Hawthorn berries can also be used to make a dusky tasting, slightly appley fruit leather, a set jelly, a pleasant tasting juice and can be combined with beautiful tasting rosehips to make a sort of jam. And the good news is that not only can the the berries and leaves of the lovely hawthorn be turned in to a plethora of freeby foodstuffs but they are also said to be full of flavonoids which, according to some knowledgable sounding folk at The South China Institute Of Botany, are shown to have
antioxidative activity, free-radical scavenging capacity, coronary heart disease prevention and
anticancer activity, while some flavonoids exhibit potential for anti-human immunodeficiency virus functions
Which is nice.
I leave you with an incredibly useful recipe for hawthorn jelly which I will return to post haste in October when the trees are fruiting. I’m sure it will be wildly exciting.
Can be dried in slices to make fruit leather, eaten as it is, perhaps as an alternative to mebrillo (Spanish quince paste) and served with cheese or combined with boiled rosehips for a beautiful fruit butter with which to adorn ones toast.
1kg ripe hawthorn berries
apple juice (optional)
Put the berries in a bowl and mash them up with a potato masher or the end of a rolling pin. Add a mug of water and mash together with your hands. Add further water until you have the right consistancy to strain the mixture through a sieve and end up with enough juice left in the bowl to do something with. Hawthorn berries are very high in pectin to the less water, the harder it sets.
This strained mixture will begin to set immediately so if you wish to add the other ingredients heat it in a saucepan adding sugar, juice and your chosen spices until you have the desired sweetness and flavour.
Leave to cool and solidify then use as you wish. The jelly, when sliced thinly, can be dried in the sun or a low oven to make the fruit leather. We’ll get to rosehips another time.

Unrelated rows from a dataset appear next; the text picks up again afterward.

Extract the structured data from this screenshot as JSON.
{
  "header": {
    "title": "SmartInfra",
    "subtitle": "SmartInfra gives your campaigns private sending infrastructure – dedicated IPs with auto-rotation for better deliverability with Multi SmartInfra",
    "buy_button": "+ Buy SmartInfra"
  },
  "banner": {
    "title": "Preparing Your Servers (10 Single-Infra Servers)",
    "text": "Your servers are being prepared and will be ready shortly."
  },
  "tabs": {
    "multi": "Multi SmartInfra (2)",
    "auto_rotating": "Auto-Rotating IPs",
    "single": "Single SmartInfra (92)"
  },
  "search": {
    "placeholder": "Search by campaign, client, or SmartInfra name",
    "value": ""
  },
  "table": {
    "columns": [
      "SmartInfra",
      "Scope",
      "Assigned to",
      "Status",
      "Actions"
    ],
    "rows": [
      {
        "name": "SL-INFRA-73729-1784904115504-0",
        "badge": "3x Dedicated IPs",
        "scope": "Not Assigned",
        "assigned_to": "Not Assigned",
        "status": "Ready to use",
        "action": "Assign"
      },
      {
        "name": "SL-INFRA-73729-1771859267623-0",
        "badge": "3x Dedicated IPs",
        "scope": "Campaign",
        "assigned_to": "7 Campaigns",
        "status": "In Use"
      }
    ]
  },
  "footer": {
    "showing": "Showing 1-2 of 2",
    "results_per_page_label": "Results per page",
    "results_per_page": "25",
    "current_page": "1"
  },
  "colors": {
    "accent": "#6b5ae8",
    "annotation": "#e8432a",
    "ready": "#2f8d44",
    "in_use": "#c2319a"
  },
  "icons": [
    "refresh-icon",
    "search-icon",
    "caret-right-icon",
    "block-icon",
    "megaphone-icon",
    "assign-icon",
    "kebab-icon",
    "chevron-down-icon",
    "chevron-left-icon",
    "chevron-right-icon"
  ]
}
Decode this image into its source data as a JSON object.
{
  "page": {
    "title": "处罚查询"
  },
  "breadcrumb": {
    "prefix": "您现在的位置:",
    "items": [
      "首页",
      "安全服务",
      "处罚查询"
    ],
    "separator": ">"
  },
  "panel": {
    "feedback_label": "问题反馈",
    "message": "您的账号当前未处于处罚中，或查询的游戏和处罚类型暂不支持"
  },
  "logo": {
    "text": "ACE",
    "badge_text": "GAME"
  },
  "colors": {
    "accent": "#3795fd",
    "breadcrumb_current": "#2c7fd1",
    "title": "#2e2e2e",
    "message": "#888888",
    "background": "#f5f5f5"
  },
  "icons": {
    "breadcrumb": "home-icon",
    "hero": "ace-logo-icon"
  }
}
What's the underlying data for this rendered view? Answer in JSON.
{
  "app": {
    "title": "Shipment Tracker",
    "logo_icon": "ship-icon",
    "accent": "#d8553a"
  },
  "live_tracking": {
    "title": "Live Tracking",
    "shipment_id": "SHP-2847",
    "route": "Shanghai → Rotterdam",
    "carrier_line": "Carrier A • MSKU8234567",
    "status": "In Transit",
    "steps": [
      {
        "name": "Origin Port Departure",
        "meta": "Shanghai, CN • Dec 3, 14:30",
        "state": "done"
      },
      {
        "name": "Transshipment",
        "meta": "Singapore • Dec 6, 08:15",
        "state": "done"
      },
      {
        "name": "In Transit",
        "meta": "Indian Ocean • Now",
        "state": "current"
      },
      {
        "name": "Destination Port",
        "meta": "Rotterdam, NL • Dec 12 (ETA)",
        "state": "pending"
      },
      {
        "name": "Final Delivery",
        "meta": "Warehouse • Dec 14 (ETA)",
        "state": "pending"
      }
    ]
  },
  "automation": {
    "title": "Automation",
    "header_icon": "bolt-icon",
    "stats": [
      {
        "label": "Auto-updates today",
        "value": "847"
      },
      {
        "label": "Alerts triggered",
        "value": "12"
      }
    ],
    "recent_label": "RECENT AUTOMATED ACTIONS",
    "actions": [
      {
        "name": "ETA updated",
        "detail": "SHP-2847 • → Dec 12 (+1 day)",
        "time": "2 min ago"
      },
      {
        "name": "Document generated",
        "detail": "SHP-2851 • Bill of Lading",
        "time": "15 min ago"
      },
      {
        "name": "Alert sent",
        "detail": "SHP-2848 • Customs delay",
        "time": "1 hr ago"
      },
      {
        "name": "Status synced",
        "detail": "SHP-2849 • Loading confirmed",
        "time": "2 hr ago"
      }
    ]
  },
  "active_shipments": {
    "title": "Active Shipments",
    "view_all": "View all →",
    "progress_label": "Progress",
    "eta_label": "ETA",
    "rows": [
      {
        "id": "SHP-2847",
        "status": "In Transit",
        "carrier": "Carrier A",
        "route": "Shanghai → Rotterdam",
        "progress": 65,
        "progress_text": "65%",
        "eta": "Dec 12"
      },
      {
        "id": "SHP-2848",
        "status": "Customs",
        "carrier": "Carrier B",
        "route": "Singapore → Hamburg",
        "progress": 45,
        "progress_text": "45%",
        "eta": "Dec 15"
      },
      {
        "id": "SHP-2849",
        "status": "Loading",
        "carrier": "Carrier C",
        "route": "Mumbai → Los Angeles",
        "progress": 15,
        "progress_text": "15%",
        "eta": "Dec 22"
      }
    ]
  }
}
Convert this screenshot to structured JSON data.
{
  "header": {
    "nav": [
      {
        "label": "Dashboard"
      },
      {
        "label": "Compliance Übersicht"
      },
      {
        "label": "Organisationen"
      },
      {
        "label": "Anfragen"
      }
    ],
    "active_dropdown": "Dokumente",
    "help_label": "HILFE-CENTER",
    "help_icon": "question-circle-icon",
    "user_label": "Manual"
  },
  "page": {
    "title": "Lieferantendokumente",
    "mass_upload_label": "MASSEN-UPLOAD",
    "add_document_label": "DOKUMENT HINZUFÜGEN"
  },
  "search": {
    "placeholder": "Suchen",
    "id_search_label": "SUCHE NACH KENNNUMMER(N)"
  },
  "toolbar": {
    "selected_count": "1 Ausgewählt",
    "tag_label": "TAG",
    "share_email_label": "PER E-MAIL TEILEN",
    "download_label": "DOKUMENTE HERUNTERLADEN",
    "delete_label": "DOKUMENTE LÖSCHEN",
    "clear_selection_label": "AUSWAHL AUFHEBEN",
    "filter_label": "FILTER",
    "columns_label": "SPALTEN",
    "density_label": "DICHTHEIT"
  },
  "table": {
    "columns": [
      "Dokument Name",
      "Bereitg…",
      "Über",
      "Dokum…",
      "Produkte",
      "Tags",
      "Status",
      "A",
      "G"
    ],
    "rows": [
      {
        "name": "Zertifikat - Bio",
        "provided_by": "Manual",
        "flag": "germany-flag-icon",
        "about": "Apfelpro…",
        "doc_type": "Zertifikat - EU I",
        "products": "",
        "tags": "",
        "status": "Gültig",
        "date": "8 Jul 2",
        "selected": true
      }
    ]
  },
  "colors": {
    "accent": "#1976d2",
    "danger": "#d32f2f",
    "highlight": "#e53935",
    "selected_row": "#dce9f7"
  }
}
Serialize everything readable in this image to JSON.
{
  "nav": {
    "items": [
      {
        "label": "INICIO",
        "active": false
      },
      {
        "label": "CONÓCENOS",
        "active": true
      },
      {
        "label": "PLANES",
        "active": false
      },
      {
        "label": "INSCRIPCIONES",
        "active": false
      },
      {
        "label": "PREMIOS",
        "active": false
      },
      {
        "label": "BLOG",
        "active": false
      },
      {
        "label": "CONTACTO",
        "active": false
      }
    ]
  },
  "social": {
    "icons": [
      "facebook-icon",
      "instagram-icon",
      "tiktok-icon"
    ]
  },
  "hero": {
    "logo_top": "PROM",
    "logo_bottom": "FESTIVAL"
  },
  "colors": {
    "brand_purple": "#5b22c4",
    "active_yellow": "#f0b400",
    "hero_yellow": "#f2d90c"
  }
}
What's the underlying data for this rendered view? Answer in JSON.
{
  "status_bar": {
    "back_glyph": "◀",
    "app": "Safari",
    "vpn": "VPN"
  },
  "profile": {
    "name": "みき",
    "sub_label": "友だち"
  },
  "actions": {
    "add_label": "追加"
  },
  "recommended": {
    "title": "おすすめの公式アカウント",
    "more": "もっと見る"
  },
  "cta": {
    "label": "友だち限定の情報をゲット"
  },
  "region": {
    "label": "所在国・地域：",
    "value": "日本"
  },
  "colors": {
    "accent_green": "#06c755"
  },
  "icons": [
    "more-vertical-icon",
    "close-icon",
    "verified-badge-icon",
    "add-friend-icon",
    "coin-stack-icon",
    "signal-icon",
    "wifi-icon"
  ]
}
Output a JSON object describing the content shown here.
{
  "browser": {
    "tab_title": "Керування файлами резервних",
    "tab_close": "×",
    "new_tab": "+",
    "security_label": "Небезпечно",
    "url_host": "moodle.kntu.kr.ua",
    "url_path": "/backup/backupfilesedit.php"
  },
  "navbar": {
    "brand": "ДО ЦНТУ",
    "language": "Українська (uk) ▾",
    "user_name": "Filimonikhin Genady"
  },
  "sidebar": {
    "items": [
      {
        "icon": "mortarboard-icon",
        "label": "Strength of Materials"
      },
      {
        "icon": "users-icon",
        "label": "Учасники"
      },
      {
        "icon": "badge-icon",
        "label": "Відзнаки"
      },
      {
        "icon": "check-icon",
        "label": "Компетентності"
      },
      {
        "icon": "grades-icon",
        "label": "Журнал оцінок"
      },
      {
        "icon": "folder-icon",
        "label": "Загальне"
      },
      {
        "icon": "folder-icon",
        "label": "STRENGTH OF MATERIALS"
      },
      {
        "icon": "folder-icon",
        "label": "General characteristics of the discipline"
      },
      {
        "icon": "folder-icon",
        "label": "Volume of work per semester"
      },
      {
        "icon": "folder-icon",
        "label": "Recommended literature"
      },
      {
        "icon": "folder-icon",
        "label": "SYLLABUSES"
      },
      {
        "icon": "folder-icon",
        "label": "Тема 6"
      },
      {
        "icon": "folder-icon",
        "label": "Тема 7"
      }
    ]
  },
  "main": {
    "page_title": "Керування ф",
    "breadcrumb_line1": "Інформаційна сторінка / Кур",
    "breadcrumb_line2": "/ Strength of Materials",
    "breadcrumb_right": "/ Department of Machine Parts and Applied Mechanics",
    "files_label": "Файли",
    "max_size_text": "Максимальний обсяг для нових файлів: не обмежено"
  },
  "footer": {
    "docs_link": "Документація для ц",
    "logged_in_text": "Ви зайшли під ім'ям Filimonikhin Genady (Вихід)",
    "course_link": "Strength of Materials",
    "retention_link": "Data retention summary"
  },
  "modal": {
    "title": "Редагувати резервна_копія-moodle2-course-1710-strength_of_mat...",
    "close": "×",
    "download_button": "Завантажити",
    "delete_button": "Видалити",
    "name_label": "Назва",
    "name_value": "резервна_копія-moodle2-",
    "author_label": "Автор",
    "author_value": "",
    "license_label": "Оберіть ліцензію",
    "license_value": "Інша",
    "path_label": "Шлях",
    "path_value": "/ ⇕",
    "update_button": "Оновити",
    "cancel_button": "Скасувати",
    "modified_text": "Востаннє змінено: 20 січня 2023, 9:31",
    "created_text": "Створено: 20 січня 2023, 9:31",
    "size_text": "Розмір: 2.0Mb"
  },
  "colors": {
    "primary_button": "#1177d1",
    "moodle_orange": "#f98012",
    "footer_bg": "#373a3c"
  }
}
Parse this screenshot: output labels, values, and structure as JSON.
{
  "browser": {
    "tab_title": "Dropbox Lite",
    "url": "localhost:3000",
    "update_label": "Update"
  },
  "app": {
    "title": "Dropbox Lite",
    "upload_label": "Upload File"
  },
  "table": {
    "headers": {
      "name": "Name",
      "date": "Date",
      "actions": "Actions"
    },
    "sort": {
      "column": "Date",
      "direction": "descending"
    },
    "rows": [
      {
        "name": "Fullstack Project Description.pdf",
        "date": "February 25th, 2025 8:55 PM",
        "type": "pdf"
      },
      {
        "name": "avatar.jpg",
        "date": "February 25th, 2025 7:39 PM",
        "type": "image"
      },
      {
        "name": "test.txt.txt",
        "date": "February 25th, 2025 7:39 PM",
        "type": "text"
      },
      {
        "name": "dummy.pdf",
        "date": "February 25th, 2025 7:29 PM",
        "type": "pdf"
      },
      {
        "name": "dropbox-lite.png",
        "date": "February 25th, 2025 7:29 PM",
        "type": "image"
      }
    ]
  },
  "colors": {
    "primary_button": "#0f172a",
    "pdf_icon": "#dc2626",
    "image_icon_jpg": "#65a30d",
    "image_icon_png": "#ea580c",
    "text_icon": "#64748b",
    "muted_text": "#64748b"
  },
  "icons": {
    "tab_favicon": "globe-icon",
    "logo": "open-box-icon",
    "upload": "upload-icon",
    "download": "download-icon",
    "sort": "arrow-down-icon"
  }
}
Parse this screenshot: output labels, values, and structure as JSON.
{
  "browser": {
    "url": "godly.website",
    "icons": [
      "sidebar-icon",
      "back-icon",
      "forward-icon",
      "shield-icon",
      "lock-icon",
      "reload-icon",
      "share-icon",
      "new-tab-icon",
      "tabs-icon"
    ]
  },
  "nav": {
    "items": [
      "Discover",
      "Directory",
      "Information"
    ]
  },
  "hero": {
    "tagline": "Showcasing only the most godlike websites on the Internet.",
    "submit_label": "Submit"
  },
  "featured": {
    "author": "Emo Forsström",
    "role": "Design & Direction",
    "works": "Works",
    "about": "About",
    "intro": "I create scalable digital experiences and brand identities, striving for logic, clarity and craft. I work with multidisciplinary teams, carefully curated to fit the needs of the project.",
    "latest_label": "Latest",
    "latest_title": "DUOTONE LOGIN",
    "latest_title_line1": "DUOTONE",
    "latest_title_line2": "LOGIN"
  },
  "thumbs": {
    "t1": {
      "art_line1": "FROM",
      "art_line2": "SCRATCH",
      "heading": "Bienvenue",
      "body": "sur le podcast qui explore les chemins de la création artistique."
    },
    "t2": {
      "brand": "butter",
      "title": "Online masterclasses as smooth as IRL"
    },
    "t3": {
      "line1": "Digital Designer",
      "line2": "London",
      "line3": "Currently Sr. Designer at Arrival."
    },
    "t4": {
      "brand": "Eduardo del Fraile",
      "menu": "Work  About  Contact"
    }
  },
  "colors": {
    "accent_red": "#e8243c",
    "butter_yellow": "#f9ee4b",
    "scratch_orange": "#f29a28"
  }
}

You can, if you like, use hawthorn leaves in a hedgerow salad of such stalwarts as young dandelion leaves, wild garlic, lemon sorrel and beech leaves but again, perhaps let’s talk on that some other evening.